§ About this task
Reproduce all of the data word for word.

§ Entries from a dataset of interfaces
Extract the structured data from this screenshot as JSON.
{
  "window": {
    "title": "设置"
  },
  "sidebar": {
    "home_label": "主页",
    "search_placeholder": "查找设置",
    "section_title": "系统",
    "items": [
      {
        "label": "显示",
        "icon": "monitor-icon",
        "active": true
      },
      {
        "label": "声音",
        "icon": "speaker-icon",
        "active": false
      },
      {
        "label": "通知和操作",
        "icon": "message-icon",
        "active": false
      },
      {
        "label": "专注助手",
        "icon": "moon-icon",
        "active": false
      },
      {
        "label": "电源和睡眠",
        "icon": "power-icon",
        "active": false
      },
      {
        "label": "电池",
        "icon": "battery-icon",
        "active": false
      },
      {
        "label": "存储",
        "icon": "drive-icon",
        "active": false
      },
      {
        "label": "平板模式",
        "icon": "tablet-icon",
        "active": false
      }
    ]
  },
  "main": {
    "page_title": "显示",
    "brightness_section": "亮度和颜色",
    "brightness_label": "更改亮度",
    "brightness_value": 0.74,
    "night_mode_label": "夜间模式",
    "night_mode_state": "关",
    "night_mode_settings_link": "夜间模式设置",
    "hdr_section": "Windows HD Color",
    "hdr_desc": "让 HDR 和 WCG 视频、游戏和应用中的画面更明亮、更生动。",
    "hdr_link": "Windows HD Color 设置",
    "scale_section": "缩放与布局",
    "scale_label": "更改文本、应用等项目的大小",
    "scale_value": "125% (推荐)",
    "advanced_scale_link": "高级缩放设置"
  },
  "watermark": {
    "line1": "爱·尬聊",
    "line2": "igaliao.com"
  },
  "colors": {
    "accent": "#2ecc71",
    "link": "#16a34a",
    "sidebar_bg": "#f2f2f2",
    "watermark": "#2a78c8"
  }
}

§ Problem solution
Extract the structured data from this screenshot as JSON.
{
  "window": {
    "title": "设置"
  },
  "sidebar": {
    "home_label": "主页",
    "search_placeholder": "查找设置",
    "section_title": "系统",
    "items": [
      {
        "label": "显示",
        "icon": "monitor-icon",
        "active": true
      },
      {
        "label": "声音",
        "icon": "speaker-icon",
        "active": false
      },
      {
        "label": "通知和操作",
        "icon": "message-icon",
        "active": false
      },
      {
        "label": "专注助手",
        "icon": "moon-icon",
        "active": false
      },
      {
        "label": "电源和睡眠",
        "icon": "power-icon",
        "active": false
      },
      {
        "label": "电池",
        "icon": "battery-icon",
        "active": false
      },
      {
        "label": "存储",
        "icon": "drive-icon",
        "active": false
      },
      {
        "label": "平板模式",
        "icon": "tablet-icon",
        "active": false
      }
    ]
  },
  "main": {
    "page_title": "显示",
    "brightness_section": "亮度和颜色",
    "brightness_label": "更改亮度",
    "brightness_value": 0.74,
    "night_mode_label": "夜间模式",
    "night_mode_state": "关",
    "night_mode_settings_link": "夜间模式设置",
    "hdr_section": "Windows HD Color",
    "hdr_desc": "让 HDR 和 WCG 视频、游戏和应用中的画面更明亮、更生动。",
    "hdr_link": "Windows HD Color 设置",
    "scale_section": "缩放与布局",
    "scale_label": "更改文本、应用等项目的大小",
    "scale_value": "125% (推荐)",
    "advanced_scale_link": "高级缩放设置"
  },
  "watermark": {
    "line1": "爱·尬聊",
    "line2": "igaliao.com"
  },
  "colors": {
    "accent": "#2ecc71",
    "link": "#16a34a",
    "sidebar_bg": "#f2f2f2",
    "watermark": "#2a78c8"
  }
}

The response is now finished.